[App and web page records]
──────────

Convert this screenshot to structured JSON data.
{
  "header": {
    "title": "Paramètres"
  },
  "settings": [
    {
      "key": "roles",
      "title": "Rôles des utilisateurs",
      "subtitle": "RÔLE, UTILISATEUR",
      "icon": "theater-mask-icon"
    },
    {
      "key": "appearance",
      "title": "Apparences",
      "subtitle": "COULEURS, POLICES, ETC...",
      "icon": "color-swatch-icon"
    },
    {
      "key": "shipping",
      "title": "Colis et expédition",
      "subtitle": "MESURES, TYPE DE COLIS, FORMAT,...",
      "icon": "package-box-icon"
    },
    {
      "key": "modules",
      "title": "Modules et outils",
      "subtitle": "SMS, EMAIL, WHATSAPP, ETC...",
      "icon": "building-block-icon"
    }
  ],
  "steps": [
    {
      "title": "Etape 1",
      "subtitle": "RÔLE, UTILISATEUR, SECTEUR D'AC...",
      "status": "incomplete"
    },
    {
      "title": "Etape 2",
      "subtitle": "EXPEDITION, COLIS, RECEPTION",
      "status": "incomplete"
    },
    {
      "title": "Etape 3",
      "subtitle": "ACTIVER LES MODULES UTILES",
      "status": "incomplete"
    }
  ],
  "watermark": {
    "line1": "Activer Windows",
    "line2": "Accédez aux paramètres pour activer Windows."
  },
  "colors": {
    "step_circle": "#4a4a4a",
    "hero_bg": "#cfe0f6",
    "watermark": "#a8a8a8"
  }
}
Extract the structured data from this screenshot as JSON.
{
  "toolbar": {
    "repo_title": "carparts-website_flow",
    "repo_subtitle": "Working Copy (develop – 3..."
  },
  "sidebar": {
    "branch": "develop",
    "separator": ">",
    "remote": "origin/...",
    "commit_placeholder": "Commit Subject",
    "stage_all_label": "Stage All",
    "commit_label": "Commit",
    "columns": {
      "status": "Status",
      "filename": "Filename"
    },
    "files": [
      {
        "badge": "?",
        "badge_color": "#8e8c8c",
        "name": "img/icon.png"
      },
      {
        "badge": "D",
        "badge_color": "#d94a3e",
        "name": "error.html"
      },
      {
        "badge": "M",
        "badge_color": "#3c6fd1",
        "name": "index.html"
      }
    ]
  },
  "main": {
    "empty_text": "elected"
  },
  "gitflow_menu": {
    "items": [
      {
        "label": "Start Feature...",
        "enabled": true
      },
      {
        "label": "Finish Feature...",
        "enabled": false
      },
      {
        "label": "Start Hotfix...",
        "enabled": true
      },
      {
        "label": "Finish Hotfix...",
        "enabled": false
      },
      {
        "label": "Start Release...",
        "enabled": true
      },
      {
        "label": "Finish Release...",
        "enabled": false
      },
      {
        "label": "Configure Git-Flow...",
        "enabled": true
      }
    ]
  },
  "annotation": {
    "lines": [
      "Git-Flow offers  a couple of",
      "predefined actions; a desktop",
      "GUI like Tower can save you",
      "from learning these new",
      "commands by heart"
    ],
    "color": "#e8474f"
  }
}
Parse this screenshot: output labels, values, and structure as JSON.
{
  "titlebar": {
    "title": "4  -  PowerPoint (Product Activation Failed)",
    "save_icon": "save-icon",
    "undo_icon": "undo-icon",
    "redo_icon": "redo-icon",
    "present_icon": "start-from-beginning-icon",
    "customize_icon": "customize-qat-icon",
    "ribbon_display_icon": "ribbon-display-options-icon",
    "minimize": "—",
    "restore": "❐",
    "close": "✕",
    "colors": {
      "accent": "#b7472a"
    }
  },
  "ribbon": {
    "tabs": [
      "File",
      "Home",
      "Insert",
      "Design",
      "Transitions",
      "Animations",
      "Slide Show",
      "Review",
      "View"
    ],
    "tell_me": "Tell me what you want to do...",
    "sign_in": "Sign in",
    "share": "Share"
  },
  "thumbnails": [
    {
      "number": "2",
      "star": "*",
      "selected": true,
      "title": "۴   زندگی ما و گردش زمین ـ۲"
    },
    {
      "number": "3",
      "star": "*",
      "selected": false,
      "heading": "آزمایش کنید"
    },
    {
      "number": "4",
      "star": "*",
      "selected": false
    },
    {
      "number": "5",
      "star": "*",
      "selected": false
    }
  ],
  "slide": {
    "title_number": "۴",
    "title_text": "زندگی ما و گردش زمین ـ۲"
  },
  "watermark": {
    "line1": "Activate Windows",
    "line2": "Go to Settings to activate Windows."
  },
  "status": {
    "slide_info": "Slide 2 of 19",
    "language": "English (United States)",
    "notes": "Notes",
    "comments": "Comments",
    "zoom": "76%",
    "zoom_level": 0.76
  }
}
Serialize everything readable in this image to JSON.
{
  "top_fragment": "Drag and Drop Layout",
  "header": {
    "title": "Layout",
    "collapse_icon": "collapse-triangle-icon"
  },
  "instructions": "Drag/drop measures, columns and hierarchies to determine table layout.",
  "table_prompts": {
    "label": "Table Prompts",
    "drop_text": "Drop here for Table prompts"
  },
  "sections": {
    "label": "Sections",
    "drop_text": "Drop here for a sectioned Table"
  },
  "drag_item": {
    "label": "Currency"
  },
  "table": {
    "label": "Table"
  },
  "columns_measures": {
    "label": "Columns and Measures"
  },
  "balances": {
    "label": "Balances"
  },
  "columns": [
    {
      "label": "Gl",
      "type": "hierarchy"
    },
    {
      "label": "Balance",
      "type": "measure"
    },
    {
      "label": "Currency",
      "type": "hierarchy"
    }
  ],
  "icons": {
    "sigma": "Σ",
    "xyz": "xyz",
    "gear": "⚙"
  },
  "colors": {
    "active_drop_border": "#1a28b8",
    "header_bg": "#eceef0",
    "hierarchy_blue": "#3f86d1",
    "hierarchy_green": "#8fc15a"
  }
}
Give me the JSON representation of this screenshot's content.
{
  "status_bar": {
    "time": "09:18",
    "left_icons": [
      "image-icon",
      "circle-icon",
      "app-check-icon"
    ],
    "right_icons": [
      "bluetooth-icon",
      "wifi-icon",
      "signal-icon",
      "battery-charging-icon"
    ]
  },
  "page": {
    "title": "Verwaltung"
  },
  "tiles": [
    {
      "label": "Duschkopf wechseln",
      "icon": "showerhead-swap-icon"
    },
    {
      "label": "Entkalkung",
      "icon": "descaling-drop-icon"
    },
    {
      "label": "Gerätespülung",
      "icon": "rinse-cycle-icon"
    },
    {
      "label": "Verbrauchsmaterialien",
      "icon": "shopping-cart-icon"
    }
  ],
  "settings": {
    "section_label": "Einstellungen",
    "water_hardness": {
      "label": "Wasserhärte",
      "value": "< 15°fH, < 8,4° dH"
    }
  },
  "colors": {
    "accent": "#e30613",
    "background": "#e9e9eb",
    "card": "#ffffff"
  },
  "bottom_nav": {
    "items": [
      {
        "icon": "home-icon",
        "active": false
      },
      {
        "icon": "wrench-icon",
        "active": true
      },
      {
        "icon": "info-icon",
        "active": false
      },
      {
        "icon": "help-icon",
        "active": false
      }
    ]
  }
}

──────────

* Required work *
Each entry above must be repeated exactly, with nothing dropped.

* Expected answer *
Convert this screenshot to structured JSON data.
{
  "header": {
    "title": "Paramètres"
  },
  "settings": [
    {
      "key": "roles",
      "title": "Rôles des utilisateurs",
      "subtitle": "RÔLE, UTILISATEUR",
      "icon": "theater-mask-icon"
    },
    {
      "key": "appearance",
      "title": "Apparences",
      "subtitle": "COULEURS, POLICES, ETC...",
      "icon": "color-swatch-icon"
    },
    {
      "key": "shipping",
      "title": "Colis et expédition",
      "subtitle": "MESURES, TYPE DE COLIS, FORMAT,...",
      "icon": "package-box-icon"
    },
    {
      "key": "modules",
      "title": "Modules et outils",
      "subtitle": "SMS, EMAIL, WHATSAPP, ETC...",
      "icon": "building-block-icon"
    }
  ],
  "steps": [
    {
      "title": "Etape 1",
      "subtitle": "RÔLE, UTILISATEUR, SECTEUR D'AC...",
      "status": "incomplete"
    },
    {
      "title": "Etape 2",
      "subtitle": "EXPEDITION, COLIS, RECEPTION",
      "status": "incomplete"
    },
    {
      "title": "Etape 3",
      "subtitle": "ACTIVER LES MODULES UTILES",
      "status": "incomplete"
    }
  ],
  "watermark": {
    "line1": "Activer Windows",
    "line2": "Accédez aux paramètres pour activer Windows."
  },
  "colors": {
    "step_circle": "#4a4a4a",
    "hero_bg": "#cfe0f6",
    "watermark": "#a8a8a8"
  }
}
Extract the structured data from this screenshot as JSON.
{
  "toolbar": {
    "repo_title": "carparts-website_flow",
    "repo_subtitle": "Working Copy (develop – 3..."
  },
  "sidebar": {
    "branch": "develop",
    "separator": ">",
    "remote": "origin/...",
    "commit_placeholder": "Commit Subject",
    "stage_all_label": "Stage All",
    "commit_label": "Commit",
    "columns": {
      "status": "Status",
      "filename": "Filename"
    },
    "files": [
      {
        "badge": "?",
        "badge_color": "#8e8c8c",
        "name": "img/icon.png"
      },
      {
        "badge": "D",
        "badge_color": "#d94a3e",
        "name": "error.html"
      },
      {
        "badge": "M",
        "badge_color": "#3c6fd1",
        "name": "index.html"
      }
    ]
  },
  "main": {
    "empty_text": "elected"
  },
  "gitflow_menu": {
    "items": [
      {
        "label": "Start Feature...",
        "enabled": true
      },
      {
        "label": "Finish Feature...",
        "enabled": false
      },
      {
        "label": "Start Hotfix...",
        "enabled": true
      },
      {
        "label": "Finish Hotfix...",
        "enabled": false
      },
      {
        "label": "Start Release...",
        "enabled": true
      },
      {
        "label": "Finish Release...",
        "enabled": false
      },
      {
        "label": "Configure Git-Flow...",
        "enabled": true
      }
    ]
  },
  "annotation": {
    "lines": [
      "Git-Flow offers  a couple of",
      "predefined actions; a desktop",
      "GUI like Tower can save you",
      "from learning these new",
      "commands by heart"
    ],
    "color": "#e8474f"
  }
}
Parse this screenshot: output labels, values, and structure as JSON.
{
  "titlebar": {
    "title": "4  -  PowerPoint (Product Activation Failed)",
    "save_icon": "save-icon",
    "undo_icon": "undo-icon",
    "redo_icon": "redo-icon",
    "present_icon": "start-from-beginning-icon",
    "customize_icon": "customize-qat-icon",
    "ribbon_display_icon": "ribbon-display-options-icon",
    "minimize": "—",
    "restore": "❐",
    "close": "✕",
    "colors": {
      "accent": "#b7472a"
    }
  },
  "ribbon": {
    "tabs": [
      "File",
      "Home",
      "Insert",
      "Design",
      "Transitions",
      "Animations",
      "Slide Show",
      "Review",
      "View"
    ],
    "tell_me": "Tell me what you want to do...",
    "sign_in": "Sign in",
    "share": "Share"
  },
  "thumbnails": [
    {
      "number": "2",
      "star": "*",
      "selected": true,
      "title": "۴   زندگی ما و گردش زمین ـ۲"
    },
    {
      "number": "3",
      "star": "*",
      "selected": false,
      "heading": "آزمایش کنید"
    },
    {
      "number": "4",
      "star": "*",
      "selected": false
    },
    {
      "number": "5",
      "star": "*",
      "selected": false
    }
  ],
  "slide": {
    "title_number": "۴",
    "title_text": "زندگی ما و گردش زمین ـ۲"
  },
  "watermark": {
    "line1": "Activate Windows",
    "line2": "Go to Settings to activate Windows."
  },
  "status": {
    "slide_info": "Slide 2 of 19",
    "language": "English (United States)",
    "notes": "Notes",
    "comments": "Comments",
    "zoom": "76%",
    "zoom_level": 0.76
  }
}
Serialize everything readable in this image to JSON.
{
  "top_fragment": "Drag and Drop Layout",
  "header": {
    "title": "Layout",
    "collapse_icon": "collapse-triangle-icon"
  },
  "instructions": "Drag/drop measures, columns and hierarchies to determine table layout.",
  "table_prompts": {
    "label": "Table Prompts",
    "drop_text": "Drop here for Table prompts"
  },
  "sections": {
    "label": "Sections",
    "drop_text": "Drop here for a sectioned Table"
  },
  "drag_item": {
    "label": "Currency"
  },
  "table": {
    "label": "Table"
  },
  "columns_measures": {
    "label": "Columns and Measures"
  },
  "balances": {
    "label": "Balances"
  },
  "columns": [
    {
      "label": "Gl",
      "type": "hierarchy"
    },
    {
      "label": "Balance",
      "type": "measure"
    },
    {
      "label": "Currency",
      "type": "hierarchy"
    }
  ],
  "icons": {
    "sigma": "Σ",
    "xyz": "xyz",
    "gear": "⚙"
  },
  "colors": {
    "active_drop_border": "#1a28b8",
    "header_bg": "#eceef0",
    "hierarchy_blue": "#3f86d1",
    "hierarchy_green": "#8fc15a"
  }
}
Give me the JSON representation of this screenshot's content.
{
  "status_bar": {
    "time": "09:18",
    "left_icons": [
      "image-icon",
      "circle-icon",
      "app-check-icon"
    ],
    "right_icons": [
      "bluetooth-icon",
      "wifi-icon",
      "signal-icon",
      "battery-charging-icon"
    ]
  },
  "page": {
    "title": "Verwaltung"
  },
  "tiles": [
    {
      "label": "Duschkopf wechseln",
      "icon": "showerhead-swap-icon"
    },
    {
      "label": "Entkalkung",
      "icon": "descaling-drop-icon"
    },
    {
      "label": "Gerätespülung",
      "icon": "rinse-cycle-icon"
    },
    {
      "label": "Verbrauchsmaterialien",
      "icon": "shopping-cart-icon"
    }
  ],
  "settings": {
    "section_label": "Einstellungen",
    "water_hardness": {
      "label": "Wasserhärte",
      "value": "< 15°fH, < 8,4° dH"
    }
  },
  "colors": {
    "accent": "#e30613",
    "background": "#e9e9eb",
    "card": "#ffffff"
  },
  "bottom_nav": {
    "items": [
      {
        "icon": "home-icon",
        "active": false
      },
      {
        "icon": "wrench-icon",
        "active": true
      },
      {
        "icon": "info-icon",
        "active": false
      },
      {
        "icon": "help-icon",
        "active": false
      }
    ]
  }
}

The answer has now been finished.